Robert J. McCarthy

Robert J. McCarthy

A native of Schenectady, Robert J. McCarthy came to The Buffalo News in 1982 following a six-year stint at the Olean Times Herald. He is a graduate of St. Bonaventure University, and has been covering local, state and national politics since 1992.

Tom Precious

Tom Precious

Tom Precious joined The Buffalo News in 1997 as bureau chief at the state Capitol, where he covers everything from statewide politics and state government fiscal affairs to health care, environmental and municipal government matters. Prior to The News, he worked for news outlets in Albany and Washington, DC.

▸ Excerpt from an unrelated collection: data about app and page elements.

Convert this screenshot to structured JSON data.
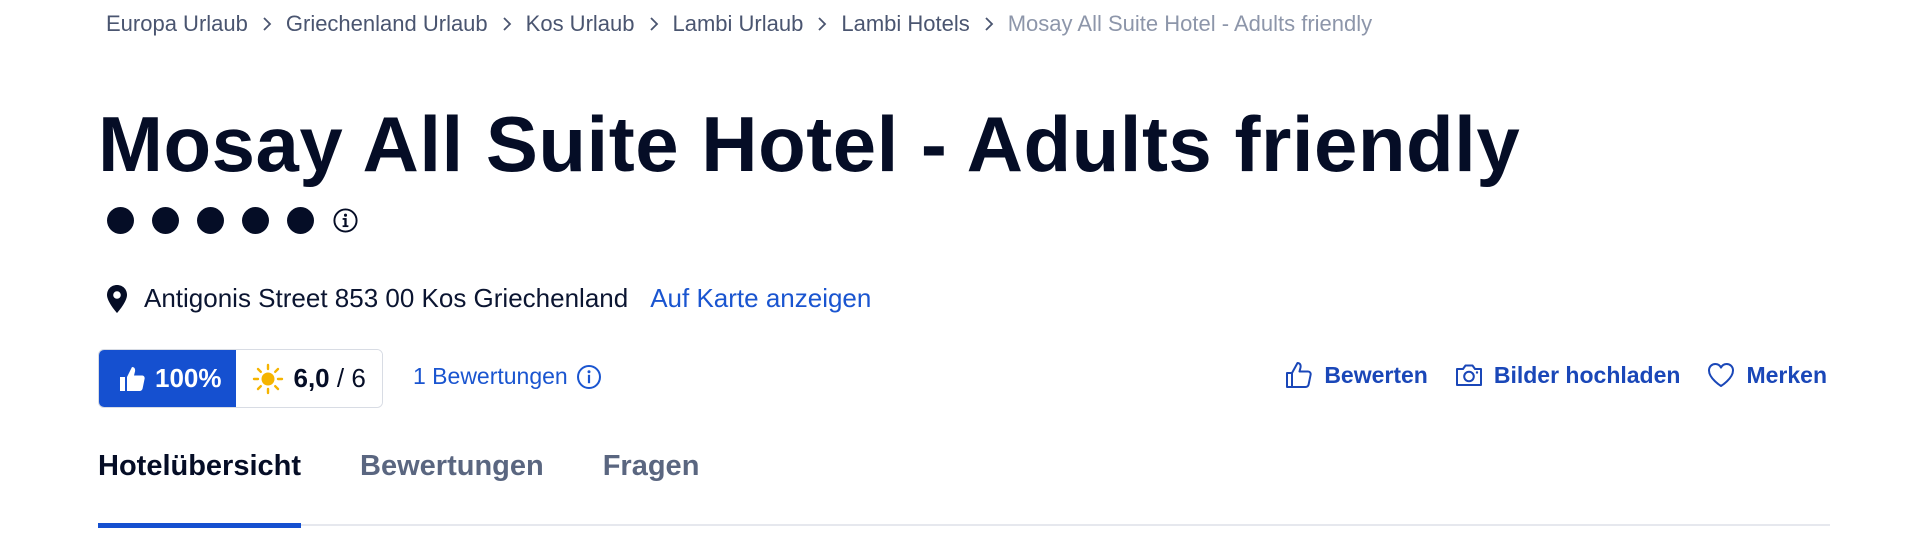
{
  "breadcrumb": {
    "items": [
      {
        "label": "Europa Urlaub"
      },
      {
        "label": "Griechenland Urlaub"
      },
      {
        "label": "Kos Urlaub"
      },
      {
        "label": "Lambi Urlaub"
      },
      {
        "label": "Lambi Hotels"
      },
      {
        "label": "Mosay All Suite Hotel - Adults friendly"
      }
    ]
  },
  "hotel": {
    "name": "Mosay All Suite Hotel - Adults friendly",
    "stars": 5,
    "address": "Antigonis Street 853 00 Kos Griechenland",
    "map_link": "Auf Karte anzeigen"
  },
  "rating": {
    "recommend": "100%",
    "score": "6,0",
    "score_max": "/ 6",
    "reviews_link": "1 Bewertungen"
  },
  "actions": {
    "rate": "Bewerten",
    "upload": "Bilder hochladen",
    "save": "Merken"
  },
  "tabs": [
    {
      "label": "Hotelübersicht",
      "active": true
    },
    {
      "label": "Bewertungen",
      "active": false
    },
    {
      "label": "Fragen",
      "active": false
    }
  ],
  "colors": {
    "accent": "#1550d0",
    "link": "#1a55d0",
    "text": "#050d26",
    "sun": "#f5b400"
  },
  "icons": [
    "chevron-right-icon",
    "info-icon",
    "location-pin-icon",
    "thumbs-up-icon",
    "sun-icon",
    "camera-icon",
    "heart-icon"
  ]
}
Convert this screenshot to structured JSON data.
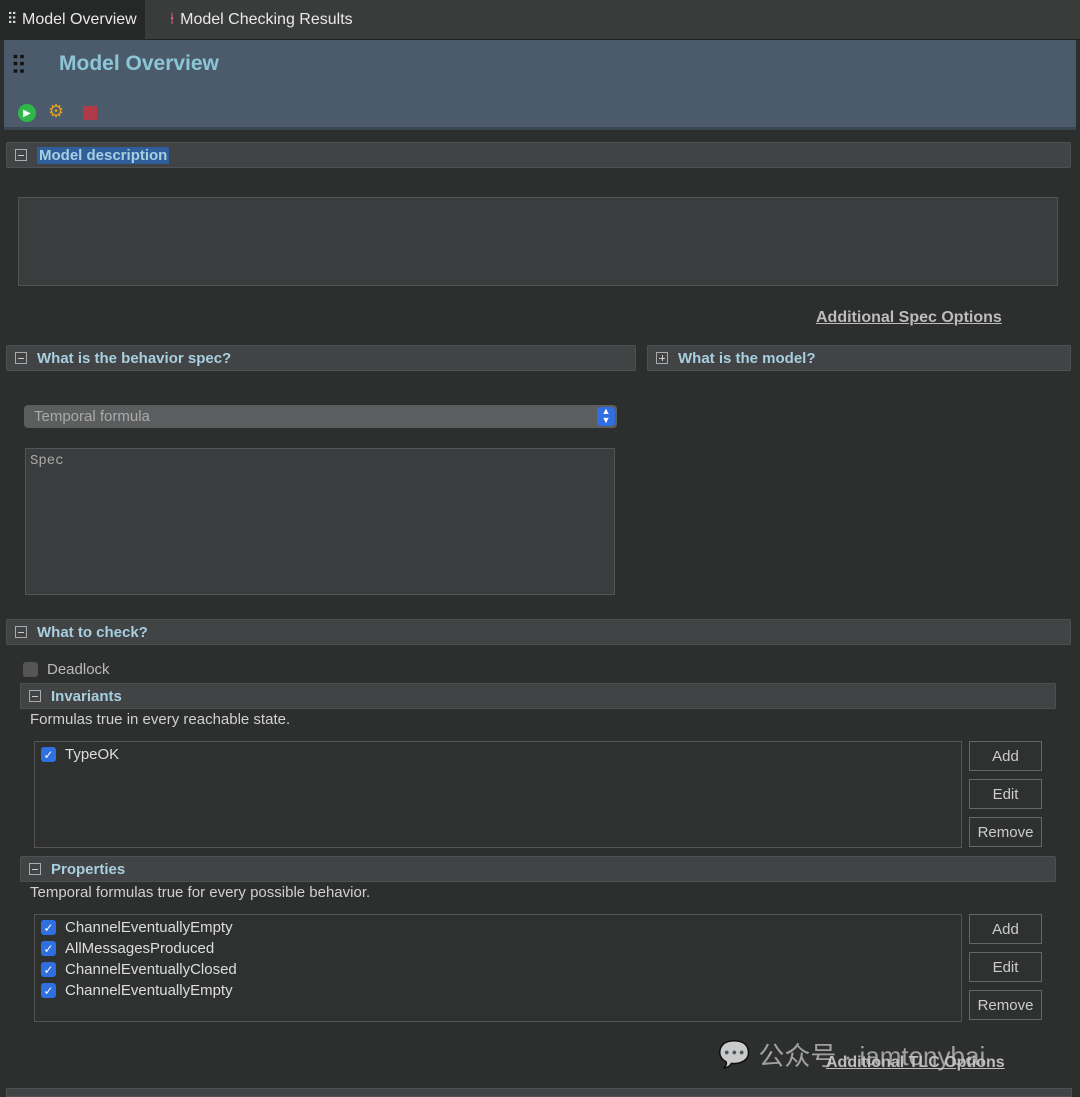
{
  "tabs": [
    {
      "label": "Model Overview",
      "icon": "sliders-icon"
    },
    {
      "label": "Model Checking Results",
      "icon": "pin-icon"
    }
  ],
  "header": {
    "title": "Model Overview",
    "toolbar": [
      {
        "icon": "run-icon",
        "color": "#2eb84a"
      },
      {
        "icon": "gears-icon",
        "color": "#e0a020"
      },
      {
        "icon": "stop-icon",
        "color": "#b03a48"
      }
    ]
  },
  "model_description": {
    "label": "Model description",
    "value": ""
  },
  "additional_spec_options": "Additional Spec Options",
  "behavior": {
    "label": "What is the behavior spec?",
    "select_value": "Temporal formula",
    "spec_value": "Spec"
  },
  "model": {
    "label": "What is the model?"
  },
  "check": {
    "label": "What to check?",
    "deadlock": "Deadlock",
    "invariants": {
      "label": "Invariants",
      "description": "Formulas true in every reachable state.",
      "items": [
        "TypeOK"
      ]
    },
    "properties": {
      "label": "Properties",
      "description": "Temporal formulas true for every possible behavior.",
      "items": [
        "ChannelEventuallyEmpty",
        "AllMessagesProduced",
        "ChannelEventuallyClosed",
        "ChannelEventuallyEmpty"
      ]
    },
    "buttons": {
      "add": "Add",
      "edit": "Edit",
      "remove": "Remove"
    }
  },
  "additional_tlc_options": "Additional TLC Options",
  "watermark": "公众号 · iamtonybai"
}
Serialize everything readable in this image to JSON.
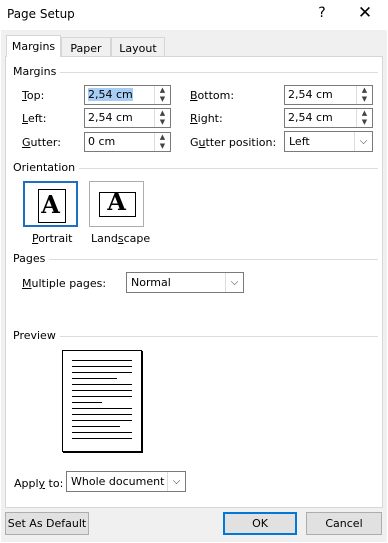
{
  "window": {
    "title": "Page Setup",
    "help_icon": "?",
    "close_icon": "✕"
  },
  "tabs": [
    {
      "label": "Margins",
      "active": true
    },
    {
      "label": "Paper"
    },
    {
      "label": "Layout"
    }
  ],
  "margins": {
    "group_label": "Margins",
    "top": {
      "label": "Top:",
      "value": "2,54 cm"
    },
    "bottom": {
      "label": "Bottom:",
      "value": "2,54 cm"
    },
    "left": {
      "label": "Left:",
      "value": "2,54 cm"
    },
    "right": {
      "label": "Right:",
      "value": "2,54 cm"
    },
    "gutter": {
      "label": "Gutter:",
      "value": "0 cm"
    },
    "gutter_position": {
      "label": "Gutter position:",
      "value": "Left"
    }
  },
  "orientation": {
    "group_label": "Orientation",
    "portrait": "Portrait",
    "landscape": "Landscape",
    "glyph": "A"
  },
  "pages": {
    "group_label": "Pages",
    "multiple_label": "Multiple pages:",
    "multiple_value": "Normal"
  },
  "preview": {
    "group_label": "Preview"
  },
  "apply": {
    "label": "Apply to:",
    "value": "Whole document"
  },
  "buttons": {
    "set_default": "Set As Default",
    "ok": "OK",
    "cancel": "Cancel"
  },
  "colors": {
    "accent": "#0078d7",
    "selected_orientation": "#1e6fc4",
    "selection_highlight": "#a8cdf5"
  }
}
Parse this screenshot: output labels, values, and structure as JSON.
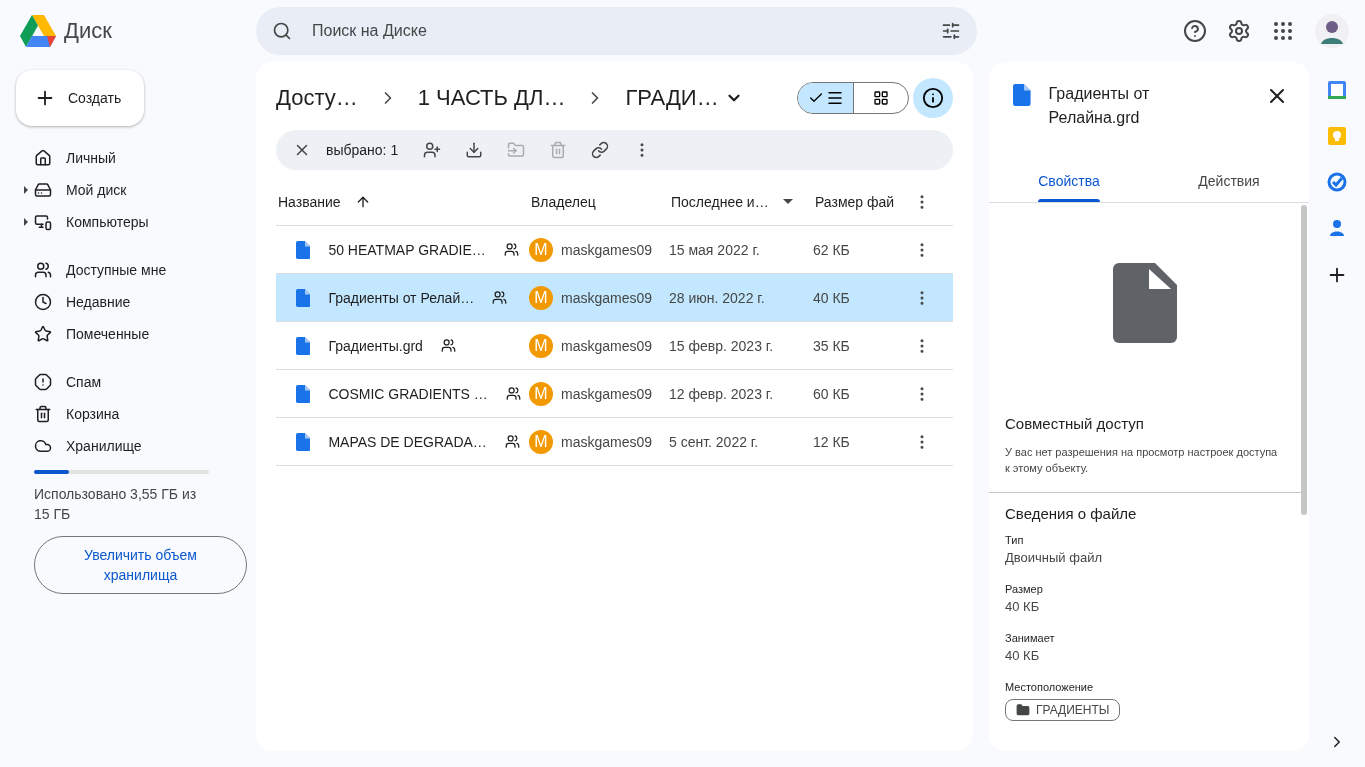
{
  "app": {
    "name": "Диск"
  },
  "search": {
    "placeholder": "Поиск на Диске"
  },
  "create_button": "Создать",
  "sidebar": {
    "groups": [
      [
        {
          "label": "Личный",
          "expandable": false
        },
        {
          "label": "Мой диск",
          "expandable": true
        },
        {
          "label": "Компьютеры",
          "expandable": true
        }
      ],
      [
        {
          "label": "Доступные мне",
          "expandable": false
        },
        {
          "label": "Недавние",
          "expandable": false
        },
        {
          "label": "Помеченные",
          "expandable": false
        }
      ],
      [
        {
          "label": "Спам",
          "expandable": false
        },
        {
          "label": "Корзина",
          "expandable": false
        },
        {
          "label": "Хранилище",
          "expandable": false
        }
      ]
    ]
  },
  "storage": {
    "level": 0.2,
    "text": "Использовано 3,55 ГБ из 15 ГБ",
    "upgrade_button": "Увеличить объем хранилища"
  },
  "breadcrumbs": [
    "Досту…",
    "1 ЧАСТЬ ДЛ…",
    "ГРАДИ…"
  ],
  "view_toggle": [
    {
      "kind": "list",
      "selected": true
    },
    {
      "kind": "grid",
      "selected": false
    }
  ],
  "info_button": {
    "selected": true
  },
  "selection_bar": {
    "count": "выбрано: 1",
    "actions": [
      {
        "kind": "share",
        "disabled": false
      },
      {
        "kind": "download",
        "disabled": false
      },
      {
        "kind": "move",
        "disabled": true
      },
      {
        "kind": "delete",
        "disabled": true
      },
      {
        "kind": "link",
        "disabled": false
      },
      {
        "kind": "more",
        "disabled": false
      }
    ]
  },
  "table": {
    "columns": [
      {
        "label": "Название",
        "kind": "sorted"
      },
      {
        "label": "Владелец",
        "kind": "plain"
      },
      {
        "label": "Последнее и…",
        "kind": "menu"
      },
      {
        "label": "Размер фай",
        "kind": "plain"
      }
    ],
    "rows": [
      {
        "name": "50 HEATMAP GRADIE…",
        "shared": true,
        "owner_initial": "M",
        "owner": "maskgames09",
        "modified": "15 мая 2022 г.",
        "size": "62 КБ",
        "selected": false
      },
      {
        "name": "Градиенты от Релай…",
        "shared": true,
        "owner_initial": "M",
        "owner": "maskgames09",
        "modified": "28 июн. 2022 г.",
        "size": "40 КБ",
        "selected": true
      },
      {
        "name": "Градиенты.grd",
        "shared": true,
        "owner_initial": "M",
        "owner": "maskgames09",
        "modified": "15 февр. 2023 г.",
        "size": "35 КБ",
        "selected": false
      },
      {
        "name": "COSMIC GRADIENTS …",
        "shared": true,
        "owner_initial": "M",
        "owner": "maskgames09",
        "modified": "12 февр. 2023 г.",
        "size": "60 КБ",
        "selected": false
      },
      {
        "name": "MAPAS DE DEGRADA…",
        "shared": true,
        "owner_initial": "M",
        "owner": "maskgames09",
        "modified": "5 сент. 2022 г.",
        "size": "12 КБ",
        "selected": false
      }
    ]
  },
  "details": {
    "title": "Градиенты от Релайна.grd",
    "tabs": [
      {
        "label": "Свойства",
        "selected": true
      },
      {
        "label": "Действия",
        "selected": false
      }
    ],
    "sharing": {
      "heading": "Совместный доступ",
      "text": "У вас нет разрешения на просмотр настроек доступа к этому объекту."
    },
    "file_info": {
      "heading": "Сведения о файле",
      "fields": [
        {
          "label": "Тип",
          "value": "Двоичный файл"
        },
        {
          "label": "Размер",
          "value": "40 КБ"
        },
        {
          "label": "Занимает",
          "value": "40 КБ"
        }
      ]
    },
    "location": {
      "label": "Местоположение",
      "chip": "ГРАДИЕНТЫ"
    }
  }
}
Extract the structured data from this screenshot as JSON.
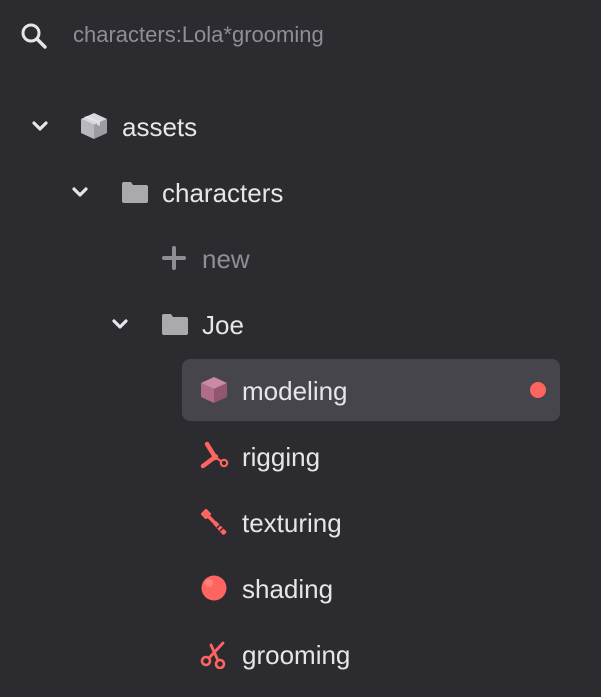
{
  "search": {
    "icon": "search-icon",
    "query": "characters:Lola*grooming"
  },
  "tree": {
    "assets": {
      "label": "assets",
      "icon": "package-icon",
      "expanded": true
    },
    "characters": {
      "label": "characters",
      "icon": "folder-icon",
      "expanded": true
    },
    "new": {
      "label": "new",
      "icon": "plus-icon"
    },
    "joe": {
      "label": "Joe",
      "icon": "folder-icon",
      "expanded": true
    },
    "tasks": [
      {
        "label": "modeling",
        "icon": "cube-icon",
        "selected": true,
        "status": "active"
      },
      {
        "label": "rigging",
        "icon": "rig-icon"
      },
      {
        "label": "texturing",
        "icon": "brush-icon"
      },
      {
        "label": "shading",
        "icon": "sphere-icon"
      },
      {
        "label": "grooming",
        "icon": "scissors-icon"
      }
    ]
  },
  "colors": {
    "background": "#2b2b30",
    "selected_row": "#45454b",
    "accent": "#ff6461",
    "text": "#e6e6ea",
    "muted_text": "#8e8e96",
    "folder_icon": "#a9a9ae",
    "cube_icon": "#b46a86"
  }
}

Jill Terreri

Jill Terreri

Jill Terreri is an Amherst native and has covered politics and government in upstate New York since 2003. She joined The Buffalo News in 2012 and covers City Hall.

@jillterreri |

Jerry Zremski

Jerry Zremski

Jerry Zremski, The Buffalo News Washington bureau chief, has reported from the nation's capital since 1989 after joining The News as a business reporter in 1984. A graduate of Syracuse University, Zremski is a former Nieman fellow in journalism at Harvard University. In 2007, he served as president of the National Press Club.

@JerryZremski |